A survey of PC stakeholders (clinicians, researchers, and policy-makers) from 111 countries revealed many of the challenges encountered when facing the pandemic without a coordinated effort between PC and PH functions. Participants’ responses to open-ended questions underscored how each of the key actions could have been strengthened in their country and are potential factors to why a strong PC system may not have contributed to reduced mortality.
By integrating PC and PH greater capacity to respond to emergencies may be possible if the synergies gained by harmonizing the two are realized.
The Bronze Age in Britain is now a term often used to include both the first use of copper c. 2400 bc and also tin-bronze from c. 2100 bc, all of which required the extensive use of copper. Prehistoric mining for this metal has been identified in surface and underground workings in Parys Mine, Mynydd Parys, Anglesey, although almost all of the surface workings are now obscured by the extensive deep spoil from more recent mining in the industrial period. These copper-bearing ores are in bedded lodes, together with some intruded vein deposits. The Bronze Age workings have been exposed underground where they have been intersected by the early 19th century industrial workings on and above the 16 fathom and 20 fathom levels in the Parys Mine. Spoil exposures contain stone hammers (‘mauls’), wood fragments, and charcoal; samples of the latter have been radiocarbon dated with chronological modelling suggesting activity took place in the first half of the 2nd millennium cal bc. Although relatively limited in extent, these important prehistoric mining sites are among the earliest found in the UK. They have survived due to their protection from surface erosion and limited accessibility.
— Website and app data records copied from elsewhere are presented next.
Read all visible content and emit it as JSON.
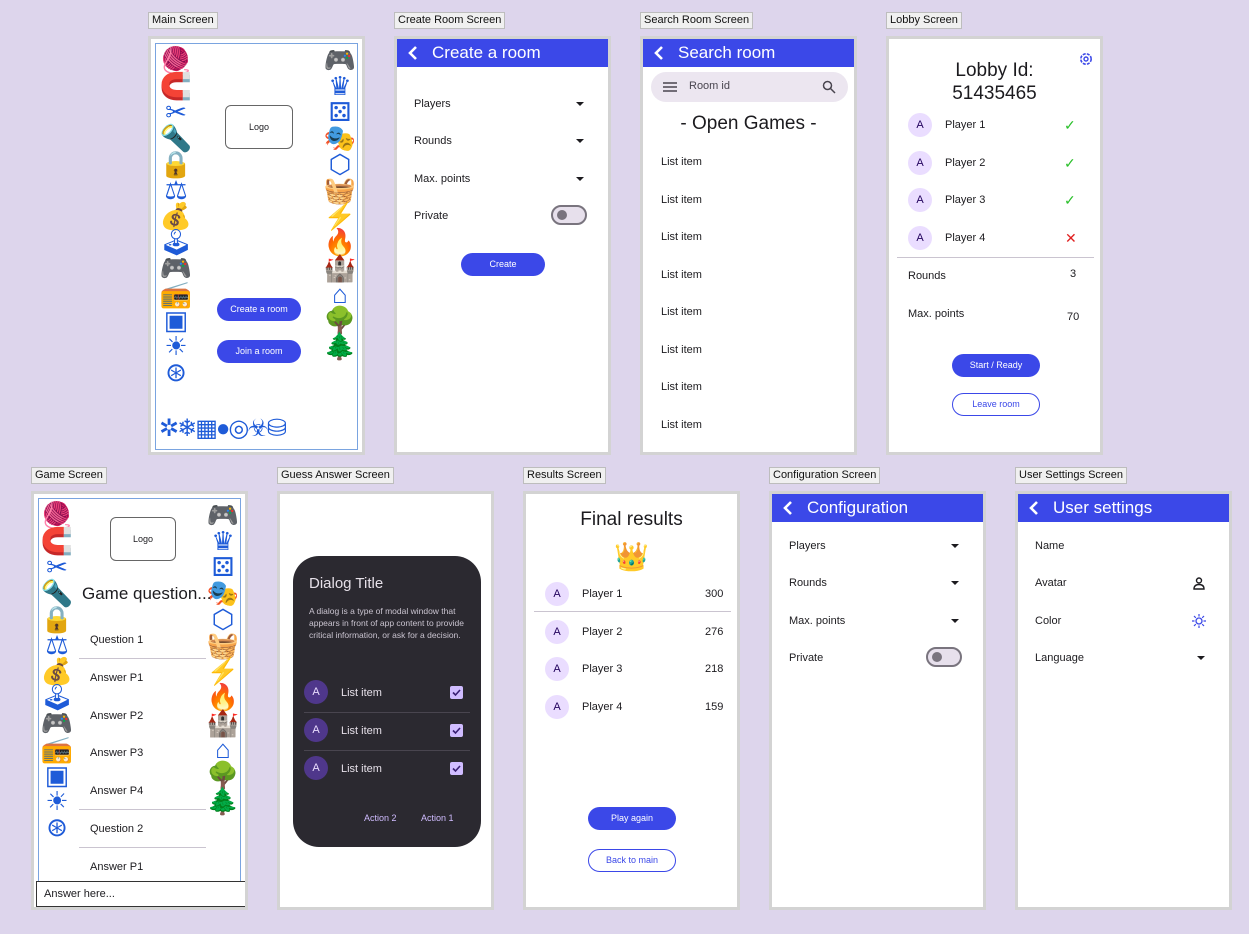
{
  "labels": {
    "main": "Main Screen",
    "create": "Create Room Screen",
    "search": "Search Room Screen",
    "lobby": "Lobby Screen",
    "game": "Game Screen",
    "guess": "Guess Answer Screen",
    "results": "Results Screen",
    "config": "Configuration Screen",
    "user": "User Settings Screen"
  },
  "main": {
    "logo": "Logo",
    "create_btn": "Create a room",
    "join_btn": "Join a room"
  },
  "create": {
    "title": "Create a room",
    "players": "Players",
    "rounds": "Rounds",
    "max_points": "Max. points",
    "private": "Private",
    "create_btn": "Create"
  },
  "search": {
    "title": "Search room",
    "placeholder": "Room id",
    "heading": "- Open Games -",
    "items": [
      "List item",
      "List item",
      "List item",
      "List item",
      "List item",
      "List item",
      "List item",
      "List item"
    ]
  },
  "lobby": {
    "title_line1": "Lobby Id:",
    "title_line2": "51435465",
    "players": [
      {
        "avatar": "A",
        "name": "Player 1",
        "status": "✓"
      },
      {
        "avatar": "A",
        "name": "Player 2",
        "status": "✓"
      },
      {
        "avatar": "A",
        "name": "Player 3",
        "status": "✓"
      },
      {
        "avatar": "A",
        "name": "Player 4",
        "status": "✕"
      }
    ],
    "rounds_label": "Rounds",
    "rounds_value": "3",
    "max_points_label": "Max. points",
    "max_points_value": "70",
    "start_btn": "Start / Ready",
    "leave_btn": "Leave room"
  },
  "game": {
    "logo": "Logo",
    "question_title": "Game question...",
    "lines": [
      "Question 1",
      "Answer P1",
      "Answer P2",
      "Answer P3",
      "Answer P4",
      "Question 2",
      "Answer P1"
    ],
    "answer_placeholder": "Answer here..."
  },
  "guess": {
    "dialog_title": "Dialog Title",
    "dialog_text": "A dialog is a type of modal window that appears in front of app content to provide critical information, or ask for a decision.",
    "items": [
      {
        "avatar": "A",
        "label": "List item"
      },
      {
        "avatar": "A",
        "label": "List item"
      },
      {
        "avatar": "A",
        "label": "List item"
      }
    ],
    "action2": "Action 2",
    "action1": "Action 1"
  },
  "results": {
    "title": "Final results",
    "crown": "👑",
    "rows": [
      {
        "avatar": "A",
        "name": "Player 1",
        "score": "300"
      },
      {
        "avatar": "A",
        "name": "Player 2",
        "score": "276"
      },
      {
        "avatar": "A",
        "name": "Player 3",
        "score": "218"
      },
      {
        "avatar": "A",
        "name": "Player 4",
        "score": "159"
      }
    ],
    "play_again": "Play again",
    "back_main": "Back to main"
  },
  "config": {
    "title": "Configuration",
    "players": "Players",
    "rounds": "Rounds",
    "max_points": "Max. points",
    "private": "Private"
  },
  "user": {
    "title": "User settings",
    "name": "Name",
    "avatar": "Avatar",
    "color": "Color",
    "language": "Language"
  },
  "colors": {
    "primary": "#3b48e8",
    "background": "#ddd5ec",
    "dialog": "#2b2930",
    "check_ok": "#2bc02b",
    "check_bad": "#e02020"
  },
  "icons": {
    "border_left": [
      "yarn-icon",
      "magnet-icon",
      "scissors-icon",
      "flashlight-icon",
      "lock-icon",
      "scales-icon",
      "money-bag-icon",
      "joystick-icon",
      "gamepad-icon",
      "walkie-talkie-icon",
      "chip-icon",
      "sun-icon",
      "wheel-icon"
    ],
    "border_right": [
      "controller-icon",
      "crown-icon",
      "dice-icon",
      "theater-mask-icon",
      "cube-icon",
      "basket-icon",
      "lightning-icon",
      "fire-icon",
      "castle-icon",
      "house-icon",
      "tree-icon",
      "bush-icon",
      "database-icon"
    ]
  }
}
Coronavirus disease (COVID-19) has been identified as an acute respiratory illness leading to severe acute respiratory distress syndrome. As the disease spread, demands on health care systems increased, specifically the need to expand hospital capacity. Alternative care hospitals (ACHs) have been used to mitigate these issues; however, establishing an ACH has many challenges. The goal of this session was to perform systems testing, using a simulation-based evaluation to identify areas in need of improvement.
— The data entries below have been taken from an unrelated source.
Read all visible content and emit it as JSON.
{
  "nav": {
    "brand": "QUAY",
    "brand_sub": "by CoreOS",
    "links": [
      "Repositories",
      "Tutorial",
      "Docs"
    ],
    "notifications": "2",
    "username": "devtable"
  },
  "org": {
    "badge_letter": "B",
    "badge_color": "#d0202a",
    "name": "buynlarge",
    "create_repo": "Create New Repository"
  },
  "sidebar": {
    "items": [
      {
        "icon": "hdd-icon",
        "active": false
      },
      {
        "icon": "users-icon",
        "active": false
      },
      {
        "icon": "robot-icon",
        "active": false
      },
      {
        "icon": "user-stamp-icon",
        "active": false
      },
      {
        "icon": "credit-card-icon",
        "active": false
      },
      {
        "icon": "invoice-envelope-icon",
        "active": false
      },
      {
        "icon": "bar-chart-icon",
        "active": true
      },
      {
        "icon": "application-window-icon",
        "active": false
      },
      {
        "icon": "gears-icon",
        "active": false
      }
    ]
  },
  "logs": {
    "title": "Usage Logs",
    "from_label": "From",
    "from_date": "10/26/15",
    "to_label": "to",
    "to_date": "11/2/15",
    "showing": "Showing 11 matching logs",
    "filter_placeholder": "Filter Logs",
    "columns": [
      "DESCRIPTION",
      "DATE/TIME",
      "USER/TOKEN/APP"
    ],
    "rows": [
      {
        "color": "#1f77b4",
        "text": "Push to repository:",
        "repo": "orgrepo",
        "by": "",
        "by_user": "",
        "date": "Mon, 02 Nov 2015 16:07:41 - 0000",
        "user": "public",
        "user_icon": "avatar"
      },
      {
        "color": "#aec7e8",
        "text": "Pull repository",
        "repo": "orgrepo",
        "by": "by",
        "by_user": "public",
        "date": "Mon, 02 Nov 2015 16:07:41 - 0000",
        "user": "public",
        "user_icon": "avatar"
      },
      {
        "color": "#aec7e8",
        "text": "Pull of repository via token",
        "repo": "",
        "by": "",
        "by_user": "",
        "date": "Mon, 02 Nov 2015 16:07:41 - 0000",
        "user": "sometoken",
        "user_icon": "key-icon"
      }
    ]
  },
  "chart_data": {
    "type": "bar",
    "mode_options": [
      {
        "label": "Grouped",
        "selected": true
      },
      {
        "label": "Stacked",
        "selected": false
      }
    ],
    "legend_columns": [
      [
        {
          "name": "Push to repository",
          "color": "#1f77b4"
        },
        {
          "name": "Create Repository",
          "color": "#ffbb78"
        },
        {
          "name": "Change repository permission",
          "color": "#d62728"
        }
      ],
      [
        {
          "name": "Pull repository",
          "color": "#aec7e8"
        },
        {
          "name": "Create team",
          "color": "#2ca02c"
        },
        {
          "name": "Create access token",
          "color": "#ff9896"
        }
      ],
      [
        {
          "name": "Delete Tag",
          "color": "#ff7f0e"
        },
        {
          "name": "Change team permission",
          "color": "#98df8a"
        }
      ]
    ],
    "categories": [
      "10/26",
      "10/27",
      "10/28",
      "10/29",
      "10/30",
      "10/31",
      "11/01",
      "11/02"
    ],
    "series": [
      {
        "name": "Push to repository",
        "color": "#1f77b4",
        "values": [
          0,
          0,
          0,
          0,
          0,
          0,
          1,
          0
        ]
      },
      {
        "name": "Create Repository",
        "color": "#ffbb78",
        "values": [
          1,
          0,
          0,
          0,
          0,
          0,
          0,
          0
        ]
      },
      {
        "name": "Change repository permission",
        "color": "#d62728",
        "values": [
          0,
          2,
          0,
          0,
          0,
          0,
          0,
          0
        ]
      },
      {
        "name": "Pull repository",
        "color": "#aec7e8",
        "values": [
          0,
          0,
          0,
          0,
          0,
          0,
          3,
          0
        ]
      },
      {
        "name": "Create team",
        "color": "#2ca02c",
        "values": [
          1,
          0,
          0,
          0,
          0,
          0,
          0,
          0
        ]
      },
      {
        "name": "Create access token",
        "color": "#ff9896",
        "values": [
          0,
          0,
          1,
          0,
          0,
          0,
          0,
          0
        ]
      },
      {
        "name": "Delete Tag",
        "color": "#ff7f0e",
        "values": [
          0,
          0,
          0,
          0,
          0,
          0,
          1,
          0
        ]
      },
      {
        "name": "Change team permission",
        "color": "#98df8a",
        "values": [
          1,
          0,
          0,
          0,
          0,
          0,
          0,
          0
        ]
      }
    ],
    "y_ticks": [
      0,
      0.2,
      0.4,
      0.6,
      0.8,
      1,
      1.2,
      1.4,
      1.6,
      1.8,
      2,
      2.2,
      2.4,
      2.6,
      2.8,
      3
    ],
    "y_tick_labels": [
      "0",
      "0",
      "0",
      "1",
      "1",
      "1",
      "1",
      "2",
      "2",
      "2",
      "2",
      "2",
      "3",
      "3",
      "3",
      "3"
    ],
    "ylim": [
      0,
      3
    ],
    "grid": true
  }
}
Four simulation cases were designed to depict common and high acuity situations encountered in the ACH, using a high technology simulator and standardized patient. A multidisciplinary observer group was given debriefing forms listing the objectives, critical actions, and specific areas to focus their attention. These forms were compiled for data collection.
Logistical, operational, and patient safety issues were identified during the simulation and compiled into a simulation event report. Proposed solutions and protocol changes were made in response to the identified issues.
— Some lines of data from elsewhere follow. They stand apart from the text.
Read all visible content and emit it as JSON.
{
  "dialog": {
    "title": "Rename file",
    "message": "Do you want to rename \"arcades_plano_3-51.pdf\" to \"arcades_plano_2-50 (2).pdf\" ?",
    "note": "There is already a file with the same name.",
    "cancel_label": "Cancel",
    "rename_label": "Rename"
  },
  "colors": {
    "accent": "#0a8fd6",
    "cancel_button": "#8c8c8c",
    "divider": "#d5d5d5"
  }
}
Simulation was successfully used for systems testing, supporting efforts to maximize patient care and provider safety in a rapidly developed ACH. The simulation event report identified operational deficiencies and safety concerns directly resulting in equipment modifications and protocol changes.
With multiple sclerosis (MS) affecting women two to three times more often than men, and an average age of onset of 20–50 years, a good portion of MS patients will be women of reproductive potential. Therefore, it is critical to develop an understanding of how the disease affects reproduction and menopause, and how it might impact their life goals. Over the course of this chapter, epidemiological risk factors based on gender, pregnancy, and the need for family planning will be reviewed.